If PBGC is responsible for your pension benefit, the easiest way to transact business with us is through MyPBA, our secure online service.
MyPBA is fast, free, and available to you 24 hours a day, seven days a week. Your online transactions are safe and confidential. You can change your address, sign up for direct deposit, designate your beneficiary, print out your IRS Form 1099-R, and view your payment information.
If you're a participant in a National Steel pension plan, you may have received a communication claiming that PBGC is conducting a general review of the benefit amounts paid to National Steel participants.
Please be assured that this is not the case. PBGC did not send out any such communication, and is not reviewing National Steel benefits.
We are confident that your pension benefit has been determined accurately and that you are receiving the maximum amount you are entitled to under law.
If you have any questions or receive additional false information purporting to come from PBGC, please feel free to contact us at firstname.lastname@example.org or 1-800-400-7242.
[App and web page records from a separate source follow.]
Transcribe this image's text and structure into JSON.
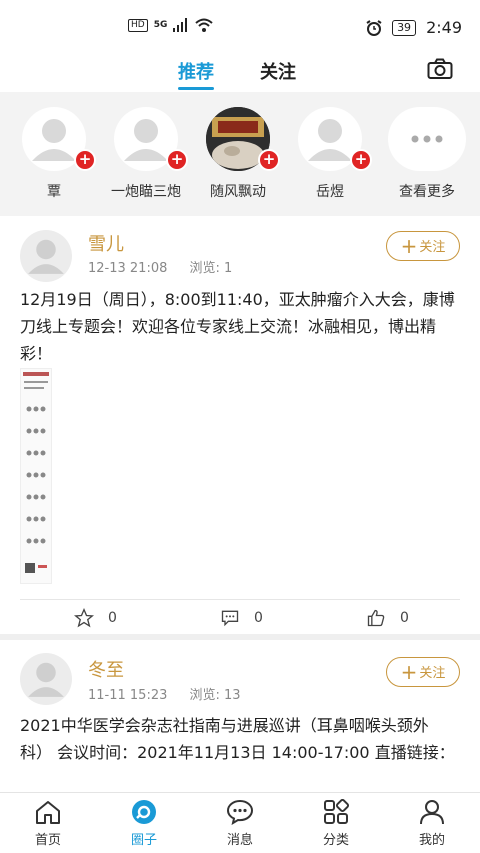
{
  "status_bar": {
    "network_badge": "HD",
    "signal_label": "5G",
    "battery": "39",
    "time": "2:49"
  },
  "top_tabs": [
    {
      "label": "推荐",
      "active": true
    },
    {
      "label": "关注",
      "active": false
    }
  ],
  "circles": [
    {
      "name": "覃",
      "avatar": "person-icon"
    },
    {
      "name": "一炮瞄三炮",
      "avatar": "person-icon"
    },
    {
      "name": "随风飘动",
      "avatar": "photo"
    },
    {
      "name": "岳煜",
      "avatar": "person-icon"
    },
    {
      "name": "查看更多",
      "avatar": "more-icon"
    }
  ],
  "posts": [
    {
      "author": "雪儿",
      "date": "12-13 21:08",
      "views": "浏览: 1",
      "follow_label": "关注",
      "text": "12月19日（周日），8:00到11:40，亚太肿瘤介入大会，康博刀线上专题会！欢迎各位专家线上交流！冰融相见，博出精彩！",
      "favorites": "0",
      "comments": "0",
      "likes": "0"
    },
    {
      "author": "冬至",
      "date": "11-11 15:23",
      "views": "浏览: 13",
      "follow_label": "关注",
      "text": "2021中华医学会杂志社指南与进展巡讲（耳鼻咽喉头颈外科） 会议时间：2021年11月13日 14:00-17:00 直播链接："
    }
  ],
  "bottom_nav": [
    {
      "label": "首页",
      "icon": "home-icon",
      "active": false
    },
    {
      "label": "圈子",
      "icon": "circle-icon",
      "active": true
    },
    {
      "label": "消息",
      "icon": "message-icon",
      "active": false
    },
    {
      "label": "分类",
      "icon": "category-icon",
      "active": false
    },
    {
      "label": "我的",
      "icon": "profile-icon",
      "active": false
    }
  ],
  "colors": {
    "accent": "#1a9ad6",
    "author": "#c8963e",
    "badge_red": "#e02424"
  }
}
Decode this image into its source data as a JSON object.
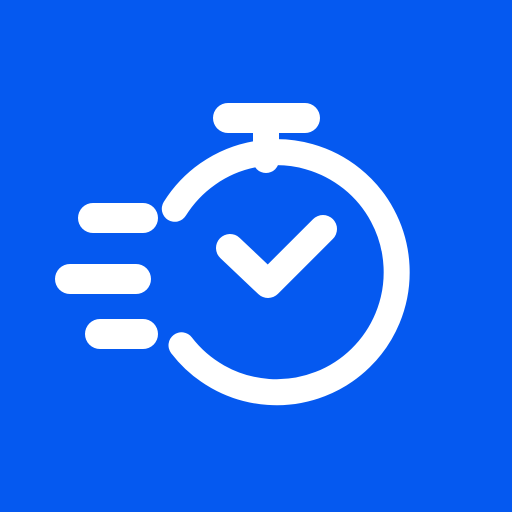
{
  "icon": {
    "name": "stopwatch-check-icon",
    "background_color": "#0559F0",
    "foreground_color": "#FFFFFF"
  }
}
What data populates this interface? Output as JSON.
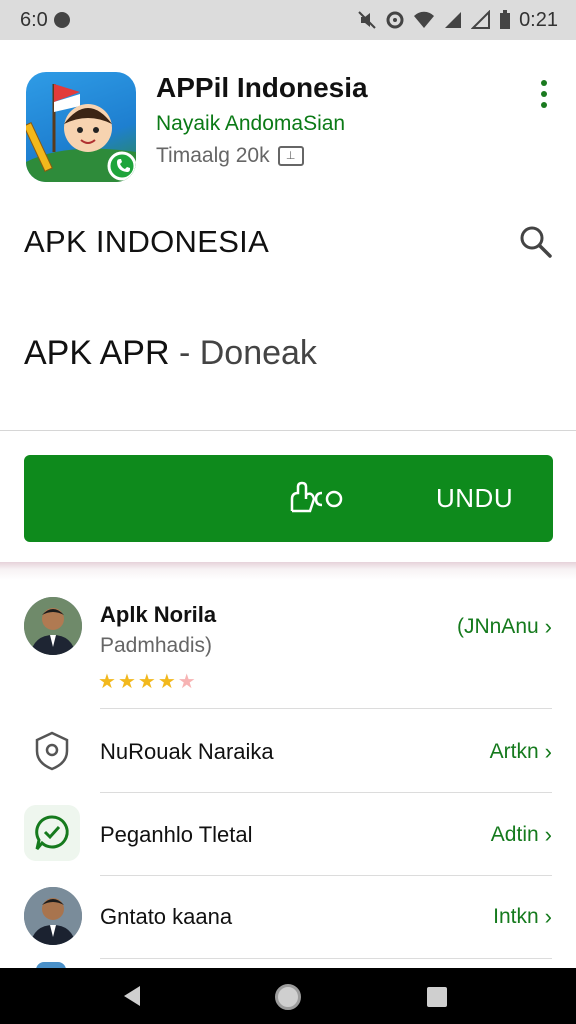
{
  "status_bar": {
    "time_left": "6:0",
    "time_right": "0:21"
  },
  "app": {
    "title": "APPil Indonesia",
    "developer": "Nayaik AndomaSian",
    "meta": "Timaalg 20k"
  },
  "search": {
    "title": "APK INDONESIA"
  },
  "subtitle": {
    "main": "APK APR",
    "rest": " - Doneak"
  },
  "download": {
    "label": "UNDU"
  },
  "list": [
    {
      "title": "Aplk Norila",
      "subtitle": "Padmhadis)",
      "action": "(JNnAnu",
      "rating": 4,
      "icon": "person-avatar"
    },
    {
      "title": "NuRouak Naraika",
      "action": "Artkn",
      "icon": "location-shield-icon"
    },
    {
      "title": "Peganhlo Tletal",
      "action": "Adtin",
      "icon": "chat-check-icon"
    },
    {
      "title": "Gntato kaana",
      "action": "Intkn",
      "icon": "person-avatar"
    }
  ],
  "colors": {
    "accent_green": "#0e8a1c",
    "link_green": "#157a1d",
    "star": "#f2b81c"
  }
}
From the Pension Rights Center:
May is Older Americans Month, a time to celebrate the contributions older Americans have made to society — and to focus attention on the many services available to older Americans as part of the Older Americans Act.
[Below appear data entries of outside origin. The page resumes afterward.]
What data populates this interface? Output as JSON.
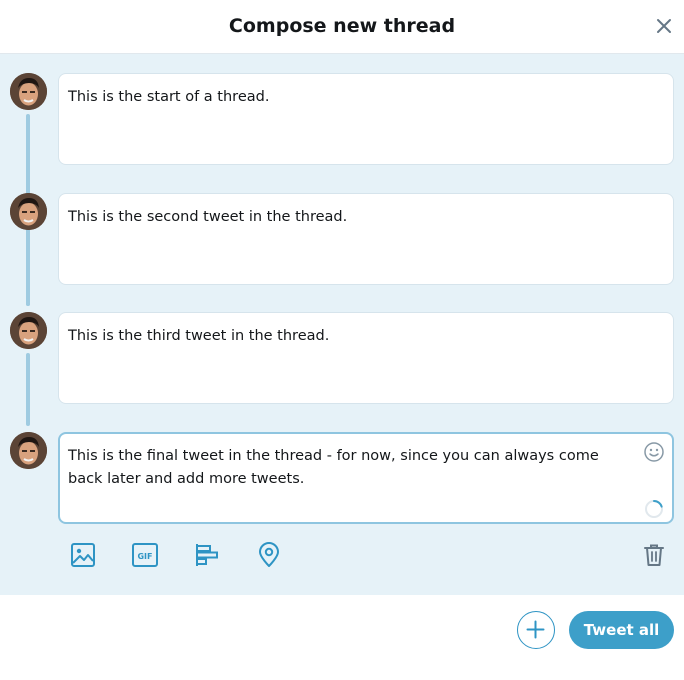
{
  "dialog": {
    "title": "Compose new thread",
    "close_icon": "close-icon"
  },
  "thread": {
    "tweets": [
      {
        "text": "This is the start of a thread."
      },
      {
        "text": "This is the second tweet in the thread."
      },
      {
        "text": "This is the third tweet in the thread."
      },
      {
        "text": "This is the final tweet in the thread - for now, since you can always come back later and add more tweets."
      }
    ]
  },
  "toolbar": {
    "icons": [
      "image-icon",
      "gif-icon",
      "poll-icon",
      "location-icon"
    ],
    "gif_label": "GIF",
    "delete_icon": "trash-icon",
    "emoji_icon": "emoji-icon",
    "char_progress": 0.2
  },
  "footer": {
    "add_icon": "plus-icon",
    "tweet_all_label": "Tweet all"
  },
  "colors": {
    "accent": "#3d9fc9",
    "thread_background": "#e6f2f8",
    "connector": "#9fcbe1"
  }
}
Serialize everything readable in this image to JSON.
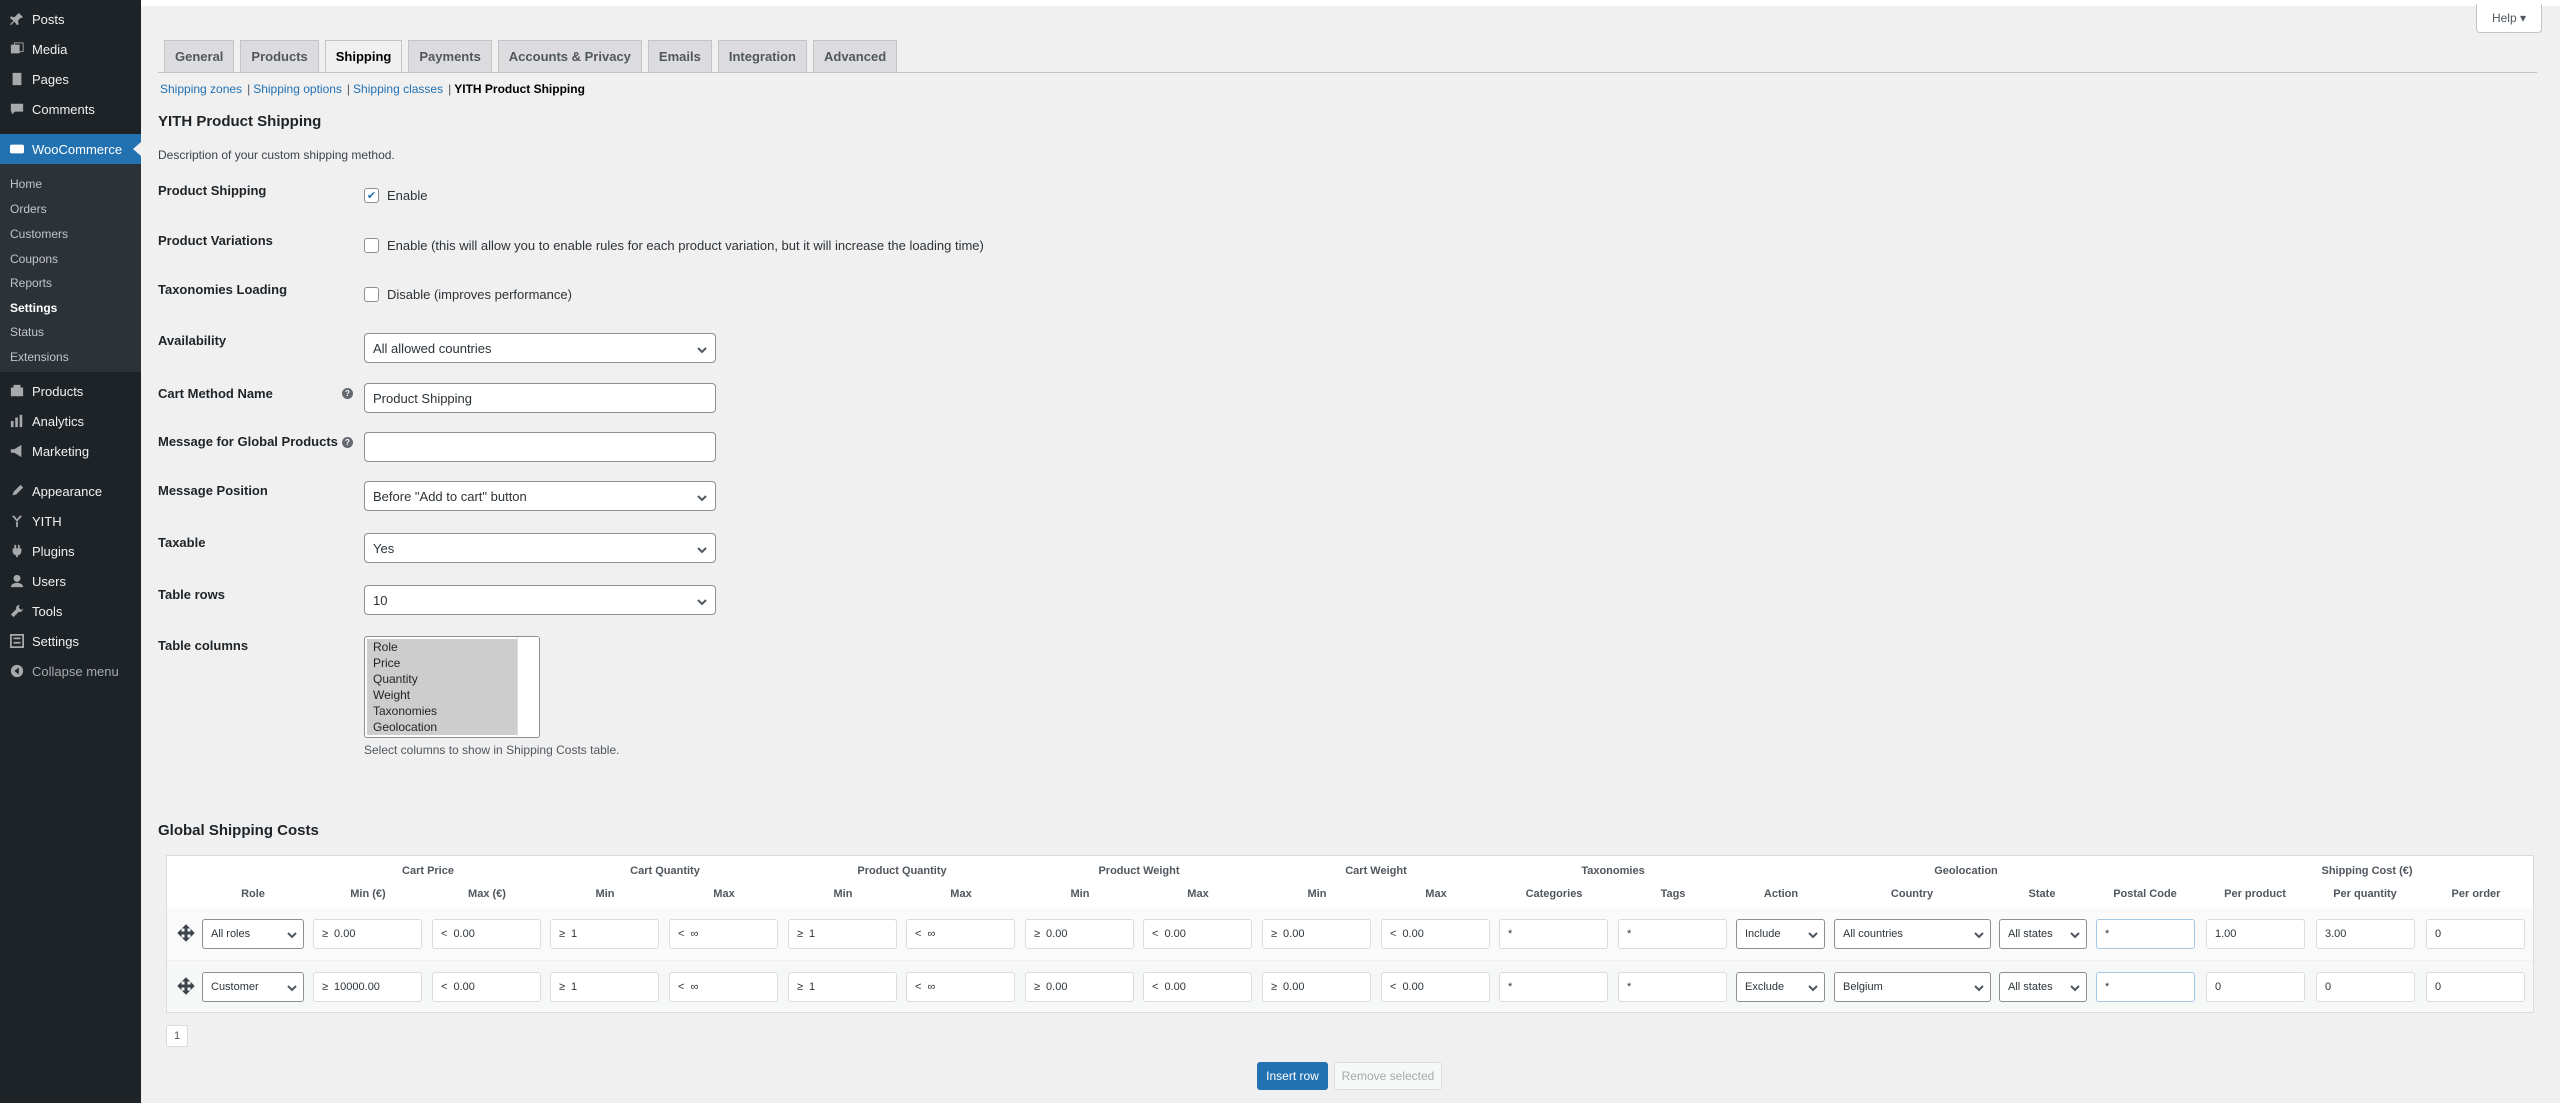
{
  "sidebar": {
    "items": [
      {
        "label": "Posts",
        "icon": "pin-icon"
      },
      {
        "label": "Media",
        "icon": "media-icon"
      },
      {
        "label": "Pages",
        "icon": "pages-icon"
      },
      {
        "label": "Comments",
        "icon": "comments-icon"
      },
      {
        "label": "WooCommerce",
        "icon": "woocommerce-icon"
      },
      {
        "label": "Products",
        "icon": "products-icon"
      },
      {
        "label": "Analytics",
        "icon": "analytics-icon"
      },
      {
        "label": "Marketing",
        "icon": "marketing-icon"
      },
      {
        "label": "Appearance",
        "icon": "appearance-icon"
      },
      {
        "label": "YITH",
        "icon": "yith-icon"
      },
      {
        "label": "Plugins",
        "icon": "plugins-icon"
      },
      {
        "label": "Users",
        "icon": "users-icon"
      },
      {
        "label": "Tools",
        "icon": "tools-icon"
      },
      {
        "label": "Settings",
        "icon": "settings-icon"
      },
      {
        "label": "Collapse menu",
        "icon": "collapse-icon"
      }
    ],
    "submenu": [
      "Home",
      "Orders",
      "Customers",
      "Coupons",
      "Reports",
      "Settings",
      "Status",
      "Extensions"
    ]
  },
  "help": {
    "label": "Help ▾"
  },
  "tabs": [
    "General",
    "Products",
    "Shipping",
    "Payments",
    "Accounts & Privacy",
    "Emails",
    "Integration",
    "Advanced"
  ],
  "subnav": {
    "zones": "Shipping zones",
    "options": "Shipping options",
    "classes": "Shipping classes",
    "current": "YITH Product Shipping",
    "sep": "|"
  },
  "page": {
    "title": "YITH Product Shipping",
    "description": "Description of your custom shipping method."
  },
  "form": {
    "product_shipping": {
      "label": "Product Shipping",
      "text": "Enable",
      "checked": true
    },
    "product_variations": {
      "label": "Product Variations",
      "text": "Enable (this will allow you to enable rules for each product variation, but it will increase the loading time)",
      "checked": false
    },
    "taxonomies_loading": {
      "label": "Taxonomies Loading",
      "text": "Disable (improves performance)",
      "checked": false
    },
    "availability": {
      "label": "Availability",
      "value": "All allowed countries"
    },
    "cart_method_name": {
      "label": "Cart Method Name",
      "value": "Product Shipping"
    },
    "message_global": {
      "label": "Message for Global Products",
      "value": ""
    },
    "message_position": {
      "label": "Message Position",
      "value": "Before \"Add to cart\" button"
    },
    "taxable": {
      "label": "Taxable",
      "value": "Yes"
    },
    "table_rows": {
      "label": "Table rows",
      "value": "10"
    },
    "table_columns": {
      "label": "Table columns",
      "options": [
        "Role",
        "Price",
        "Quantity",
        "Weight",
        "Taxonomies",
        "Geolocation"
      ],
      "description": "Select columns to show in Shipping Costs table."
    }
  },
  "gsc": {
    "title": "Global Shipping Costs",
    "groups": [
      "Cart Price",
      "Cart Quantity",
      "Product Quantity",
      "Product Weight",
      "Cart Weight",
      "Taxonomies",
      "Geolocation",
      "Shipping Cost (€)"
    ],
    "columns": [
      "Role",
      "Min (€)",
      "Max (€)",
      "Min",
      "Max",
      "Min",
      "Max",
      "Min",
      "Max",
      "Min",
      "Max",
      "Categories",
      "Tags",
      "Action",
      "Country",
      "State",
      "Postal Code",
      "Per product",
      "Per quantity",
      "Per order"
    ],
    "rows": [
      {
        "role": "All roles",
        "price_min": "0.00",
        "price_max": "0.00",
        "cq_min": "1",
        "cq_max": "∞",
        "pq_min": "1",
        "pq_max": "∞",
        "pw_min": "0.00",
        "pw_max": "0.00",
        "cw_min": "0.00",
        "cw_max": "0.00",
        "categories": "*",
        "tags": "*",
        "action": "Include",
        "country": "All countries",
        "state": "All states",
        "postal": "*",
        "per_product": "1.00",
        "per_quantity": "3.00",
        "per_order": "0"
      },
      {
        "role": "Customer",
        "price_min": "10000.00",
        "price_max": "0.00",
        "cq_min": "1",
        "cq_max": "∞",
        "pq_min": "1",
        "pq_max": "∞",
        "pw_min": "0.00",
        "pw_max": "0.00",
        "cw_min": "0.00",
        "cw_max": "0.00",
        "categories": "*",
        "tags": "*",
        "action": "Exclude",
        "country": "Belgium",
        "state": "All states",
        "postal": "*",
        "per_product": "0",
        "per_quantity": "0",
        "per_order": "0"
      }
    ],
    "ge": "≥",
    "lt": "<",
    "page": "1",
    "insert_label": "Insert row",
    "remove_label": "Remove selected"
  }
}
The services that the Pension Rights Center is most proud of are those provided by the U.S. Administration on Aging's Pension Counseling and Information Program. The agency offers free legal assistance to people who need help in obtaining the retirement benefits they have earned. The Pension Rights Center provides training and technical assistance to the program's regional pension counseling projects. Since it was launched in 1993, the program has helped retirees and their families obtain more than $190 million in retirement benefits.
Throughout the month, the Pension Rights Center will highlight successful cases handled by the counseling projects.
- You will read about Vicki, who was shocked when she was told that she wasn't eligible for the pension her husband had told her would be there for her after his death.
- You'll also read about Bill, who was told that his 15 years of work had earned him only a one-time $500 lump sum, despite the fact that he knew he was entitled to a pension.
- You'll also read stories about many others who will now receive their pensions as a result of the work of the counseling projects.
- Finally, you can watch a video about the pension counseling projects that feature just a few of the real people whose lives were forever changed by the Pension Counseling and Information Program.
The Pension Counseling and Information Program provides free legal assistance to individuals in 30 states. To find out if you can be helped by a counseling project, visit http://www.pensionrights.org/find-help.
The best time to start thinking about and saving for retirement is always right now.
While that's true for everyone, recently there's been a steady flow of stories about twenty and thirty-somethings to get them ready for life after work.
That's because the estimates for how much a 20-year-old needs to save go as high as $7 million.
For some, the enormity of the task has paralyzed them into inaction, while others view themselves as highly disciplined money managers - a trait discussed in a recent report by Time.
There are many in the financial planning community who advise starting a savings plan with at least 10 percent of your yearly income. But for a generation with competing financial concerns like rent, car payments, and student loans, it's too easy not to save now for a need that's decades away.
Did you recently receive an Annual Funding Notice? Wondering what it means?
Annual Funding Notices keep you (pension plan participants) informed about the financial status of your pension plan.
Now, you're probably wondering why you received the letter. The answer is simple. You received the letter because employers are required to send an Annual Funding Notice each year to everyone covered by their pension plan.
The notice provides you with information about:
- How well your pension plan is funded
- The value of your pension plan's assets and liabilities
- How your pension plan's assets are invested
- The legal limits on how much PBGC can pay if your pension plan ends
The bottom line is there is no need to panic. The notice does not mean that your pension plan is ending or that PBGC is taking over payment of your benefit. While PBGC insures your pension, the pension plan remains under the sponsorship of your employer. PBGC does not have any specific information about your benefit.
For questions about your funding notice, pension plan, or individual benefit, please contact your pension plan administrator, not PBGC. PBGC only has information about pension plans that have ended. You can find contact information for the pension plan administrator in the annual funding notice or through the employer sponsoring the plan, typically via the human resources office.
Additional information is available on our Annual Funding Notice for Defined Benefit Pension Plans page.
Every March we celebrate the profound impact women continue to have on American and world history. While Women's History Month is usually the designated time of year to robustly commemorate the contributions women have made to society, we also think it's a good time to take a look at the state of women's retirement security. After all, life after retirement is very important to "women's history."
First, let's be clear, the retirement picture is dismal for both men and women. But compared to men, women's retirement security is often less than adequate.
The United States Department of Labor reports married women tend to outlive their spouses by two years once they reach age 65 — that's two whole years of additional savings needed to cover the cost of living expenses that some do not factor in. Women also tend to take a more conservative approach when it comes to saving for retirement. Simply put, women do not invest in high-risk stocks because of the volatility of the stock market.
Another factor contributing to the bleak retirement outlook is women often delay saving for retirement. The Department of Labor also reports only 45 percent of the 62 million salaried women working in the United States contribute to a retirement plan.